### Your objective
How many lines in this data contain the string "arrow"? Reply with the number only.
══ Records provided ══
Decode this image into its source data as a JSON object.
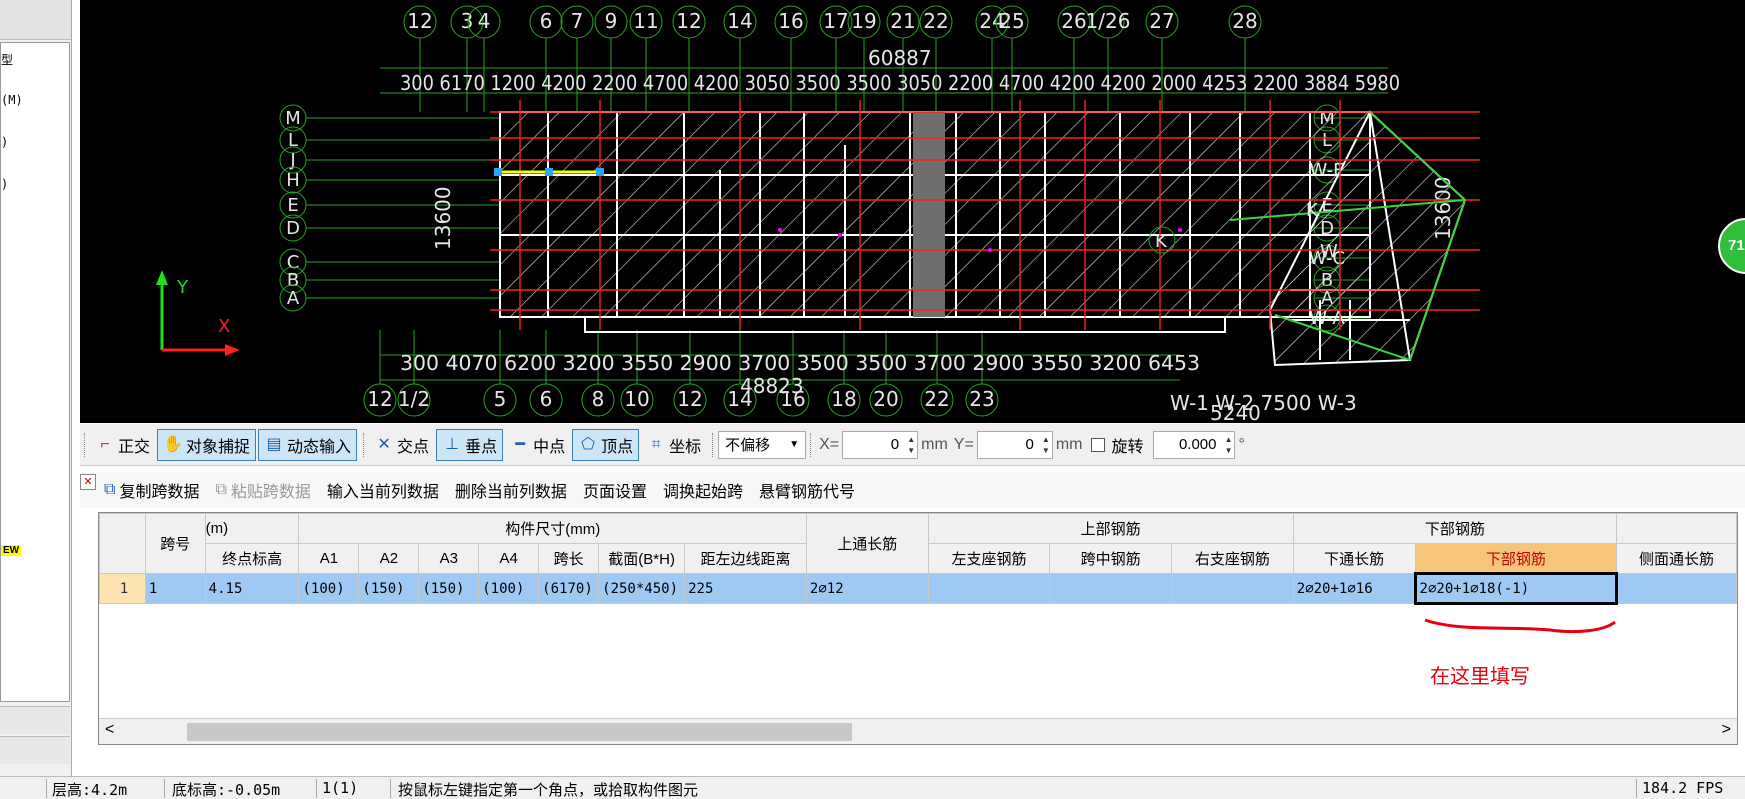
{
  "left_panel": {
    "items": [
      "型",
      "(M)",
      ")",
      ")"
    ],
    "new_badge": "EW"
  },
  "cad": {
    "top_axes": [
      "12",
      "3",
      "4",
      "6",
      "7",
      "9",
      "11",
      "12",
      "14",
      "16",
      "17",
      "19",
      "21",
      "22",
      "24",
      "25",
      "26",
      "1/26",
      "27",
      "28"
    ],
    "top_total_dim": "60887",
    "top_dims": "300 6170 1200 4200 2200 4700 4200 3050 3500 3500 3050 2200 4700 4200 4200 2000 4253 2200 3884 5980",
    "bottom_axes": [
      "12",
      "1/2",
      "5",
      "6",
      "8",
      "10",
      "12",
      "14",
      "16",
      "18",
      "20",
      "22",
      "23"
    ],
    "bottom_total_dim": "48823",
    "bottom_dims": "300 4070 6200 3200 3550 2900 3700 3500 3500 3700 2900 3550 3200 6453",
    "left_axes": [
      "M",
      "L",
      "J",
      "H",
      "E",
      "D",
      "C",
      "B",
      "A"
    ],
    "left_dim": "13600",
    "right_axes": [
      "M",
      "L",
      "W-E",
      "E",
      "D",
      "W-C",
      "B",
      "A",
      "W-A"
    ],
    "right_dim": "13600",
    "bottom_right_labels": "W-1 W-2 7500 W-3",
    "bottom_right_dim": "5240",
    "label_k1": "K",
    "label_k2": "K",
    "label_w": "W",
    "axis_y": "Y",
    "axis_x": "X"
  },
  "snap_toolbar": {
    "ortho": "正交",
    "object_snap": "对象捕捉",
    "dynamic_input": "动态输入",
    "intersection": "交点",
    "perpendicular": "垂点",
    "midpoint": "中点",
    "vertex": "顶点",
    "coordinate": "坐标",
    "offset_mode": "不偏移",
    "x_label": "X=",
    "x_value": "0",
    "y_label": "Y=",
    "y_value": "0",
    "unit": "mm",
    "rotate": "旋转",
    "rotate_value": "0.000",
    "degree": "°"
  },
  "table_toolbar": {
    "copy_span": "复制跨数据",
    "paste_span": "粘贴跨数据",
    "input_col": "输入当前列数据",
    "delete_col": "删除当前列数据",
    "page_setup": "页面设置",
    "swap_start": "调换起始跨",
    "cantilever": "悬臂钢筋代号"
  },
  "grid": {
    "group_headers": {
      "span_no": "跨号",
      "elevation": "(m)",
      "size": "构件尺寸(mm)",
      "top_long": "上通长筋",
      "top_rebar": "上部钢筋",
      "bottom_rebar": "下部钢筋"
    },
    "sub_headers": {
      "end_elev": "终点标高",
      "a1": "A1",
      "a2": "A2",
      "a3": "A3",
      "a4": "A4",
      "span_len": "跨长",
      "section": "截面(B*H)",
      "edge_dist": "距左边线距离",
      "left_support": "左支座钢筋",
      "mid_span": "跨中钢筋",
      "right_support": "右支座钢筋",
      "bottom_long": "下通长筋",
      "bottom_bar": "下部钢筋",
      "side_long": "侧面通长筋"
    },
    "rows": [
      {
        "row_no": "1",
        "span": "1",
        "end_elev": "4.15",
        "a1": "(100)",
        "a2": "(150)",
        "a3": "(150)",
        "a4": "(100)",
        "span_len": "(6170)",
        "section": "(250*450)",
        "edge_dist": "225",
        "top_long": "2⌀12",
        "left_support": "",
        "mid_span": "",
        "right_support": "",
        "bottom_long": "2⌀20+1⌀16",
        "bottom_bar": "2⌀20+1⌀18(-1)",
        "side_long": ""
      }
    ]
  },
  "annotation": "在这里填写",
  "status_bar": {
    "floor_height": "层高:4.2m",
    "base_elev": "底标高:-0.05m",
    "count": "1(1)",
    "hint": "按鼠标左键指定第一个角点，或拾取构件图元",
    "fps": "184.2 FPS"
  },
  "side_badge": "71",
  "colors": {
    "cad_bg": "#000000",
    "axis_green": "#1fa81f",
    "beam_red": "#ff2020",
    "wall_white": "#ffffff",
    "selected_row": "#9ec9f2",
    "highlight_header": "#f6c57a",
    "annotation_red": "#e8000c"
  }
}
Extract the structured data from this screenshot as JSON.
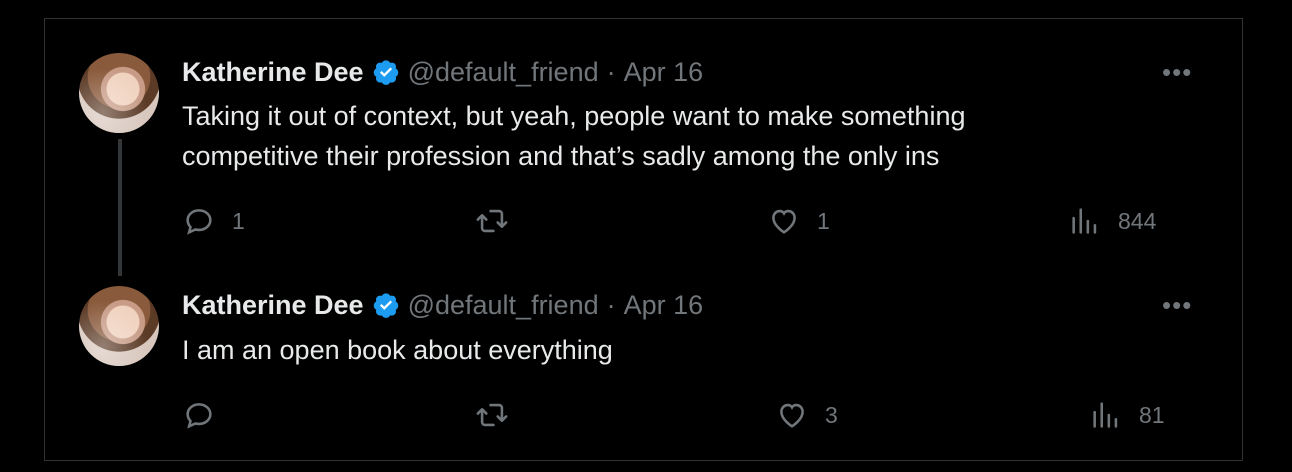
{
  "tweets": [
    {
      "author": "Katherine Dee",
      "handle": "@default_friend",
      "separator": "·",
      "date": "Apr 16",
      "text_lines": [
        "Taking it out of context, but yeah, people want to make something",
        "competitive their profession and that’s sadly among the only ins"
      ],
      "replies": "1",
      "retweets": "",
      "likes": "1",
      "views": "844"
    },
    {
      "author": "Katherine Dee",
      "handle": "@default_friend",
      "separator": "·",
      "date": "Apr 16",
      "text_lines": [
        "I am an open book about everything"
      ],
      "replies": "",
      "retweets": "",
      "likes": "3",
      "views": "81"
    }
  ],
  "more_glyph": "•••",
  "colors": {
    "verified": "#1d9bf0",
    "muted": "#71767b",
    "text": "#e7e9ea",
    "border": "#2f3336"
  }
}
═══
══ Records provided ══
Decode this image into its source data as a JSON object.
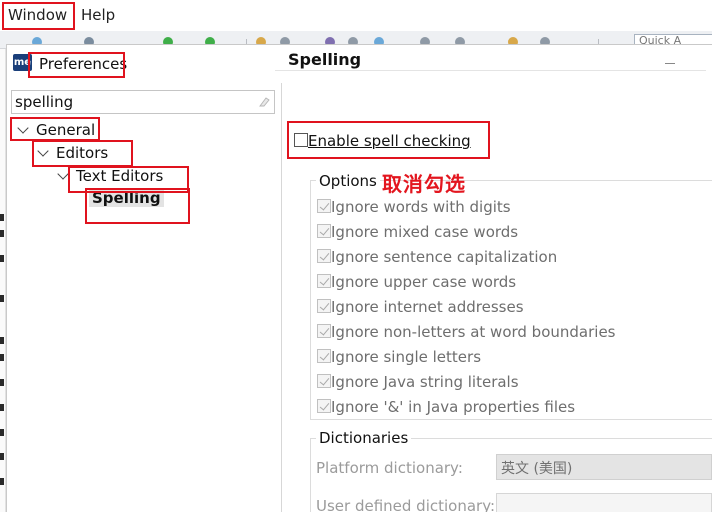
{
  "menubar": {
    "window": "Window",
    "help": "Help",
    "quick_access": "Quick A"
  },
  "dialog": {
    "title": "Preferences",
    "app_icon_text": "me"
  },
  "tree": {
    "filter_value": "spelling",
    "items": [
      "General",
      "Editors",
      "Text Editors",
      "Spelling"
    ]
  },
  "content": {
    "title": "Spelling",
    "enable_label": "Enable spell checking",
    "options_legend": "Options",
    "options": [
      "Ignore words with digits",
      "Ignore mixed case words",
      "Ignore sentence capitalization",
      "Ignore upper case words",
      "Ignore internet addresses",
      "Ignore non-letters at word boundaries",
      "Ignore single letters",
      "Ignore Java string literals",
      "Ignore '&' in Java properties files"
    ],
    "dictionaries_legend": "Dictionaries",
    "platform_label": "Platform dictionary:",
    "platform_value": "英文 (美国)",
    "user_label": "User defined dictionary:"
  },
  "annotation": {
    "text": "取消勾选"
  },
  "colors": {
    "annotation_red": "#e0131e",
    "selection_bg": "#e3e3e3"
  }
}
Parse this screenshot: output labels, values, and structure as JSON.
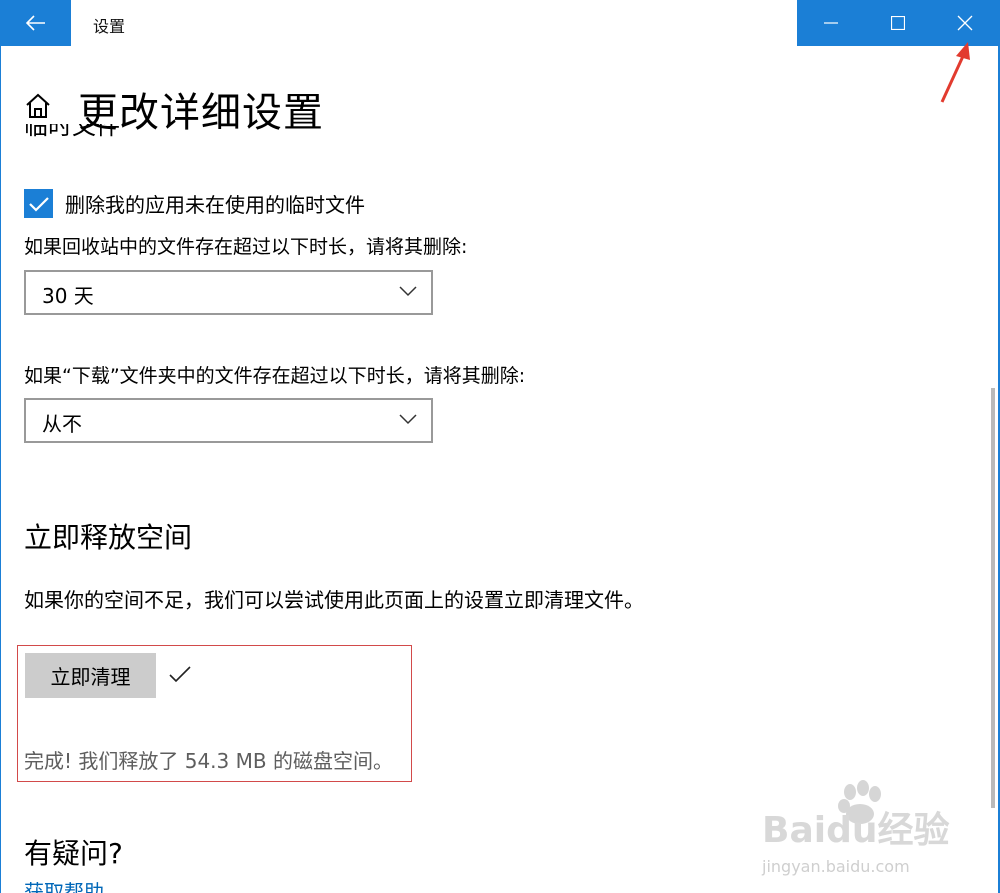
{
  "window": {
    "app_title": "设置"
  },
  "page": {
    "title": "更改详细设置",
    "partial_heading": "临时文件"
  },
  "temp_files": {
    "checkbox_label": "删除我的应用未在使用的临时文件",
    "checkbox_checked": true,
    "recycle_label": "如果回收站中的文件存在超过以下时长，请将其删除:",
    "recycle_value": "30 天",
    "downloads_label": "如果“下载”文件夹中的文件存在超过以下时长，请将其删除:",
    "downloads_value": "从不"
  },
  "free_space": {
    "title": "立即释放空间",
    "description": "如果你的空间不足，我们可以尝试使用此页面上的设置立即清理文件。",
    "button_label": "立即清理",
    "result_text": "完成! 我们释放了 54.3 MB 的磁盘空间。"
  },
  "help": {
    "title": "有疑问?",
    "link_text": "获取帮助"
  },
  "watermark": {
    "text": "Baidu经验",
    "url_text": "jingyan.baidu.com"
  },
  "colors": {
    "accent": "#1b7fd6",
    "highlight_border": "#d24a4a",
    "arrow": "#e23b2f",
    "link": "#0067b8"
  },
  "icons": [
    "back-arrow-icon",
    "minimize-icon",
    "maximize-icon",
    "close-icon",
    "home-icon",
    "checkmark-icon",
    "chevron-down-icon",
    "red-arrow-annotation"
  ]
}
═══
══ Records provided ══
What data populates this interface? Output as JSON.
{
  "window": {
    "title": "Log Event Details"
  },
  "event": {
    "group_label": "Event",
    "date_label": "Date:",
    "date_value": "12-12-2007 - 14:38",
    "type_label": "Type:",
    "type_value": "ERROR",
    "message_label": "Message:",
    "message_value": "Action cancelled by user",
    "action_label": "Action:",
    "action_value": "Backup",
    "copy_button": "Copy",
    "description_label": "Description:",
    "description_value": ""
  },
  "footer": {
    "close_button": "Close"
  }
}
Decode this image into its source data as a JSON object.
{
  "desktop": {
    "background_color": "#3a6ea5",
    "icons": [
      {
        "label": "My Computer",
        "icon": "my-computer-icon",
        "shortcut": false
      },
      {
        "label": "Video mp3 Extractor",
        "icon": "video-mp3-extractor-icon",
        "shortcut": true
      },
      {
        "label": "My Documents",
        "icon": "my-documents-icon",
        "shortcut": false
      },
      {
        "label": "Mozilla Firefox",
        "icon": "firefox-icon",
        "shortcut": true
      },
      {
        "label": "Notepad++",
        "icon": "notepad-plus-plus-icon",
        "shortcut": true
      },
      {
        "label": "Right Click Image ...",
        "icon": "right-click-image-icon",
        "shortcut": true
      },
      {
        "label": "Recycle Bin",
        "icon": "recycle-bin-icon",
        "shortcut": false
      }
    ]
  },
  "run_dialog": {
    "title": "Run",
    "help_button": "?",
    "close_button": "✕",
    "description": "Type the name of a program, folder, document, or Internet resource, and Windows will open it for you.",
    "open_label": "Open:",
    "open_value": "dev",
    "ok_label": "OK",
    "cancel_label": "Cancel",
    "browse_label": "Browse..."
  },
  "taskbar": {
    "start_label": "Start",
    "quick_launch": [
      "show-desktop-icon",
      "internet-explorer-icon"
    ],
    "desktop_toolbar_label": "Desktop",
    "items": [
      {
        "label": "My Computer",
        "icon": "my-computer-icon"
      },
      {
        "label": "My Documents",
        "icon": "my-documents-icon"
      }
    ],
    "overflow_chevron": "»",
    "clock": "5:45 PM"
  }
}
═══
### Result for this exercise
3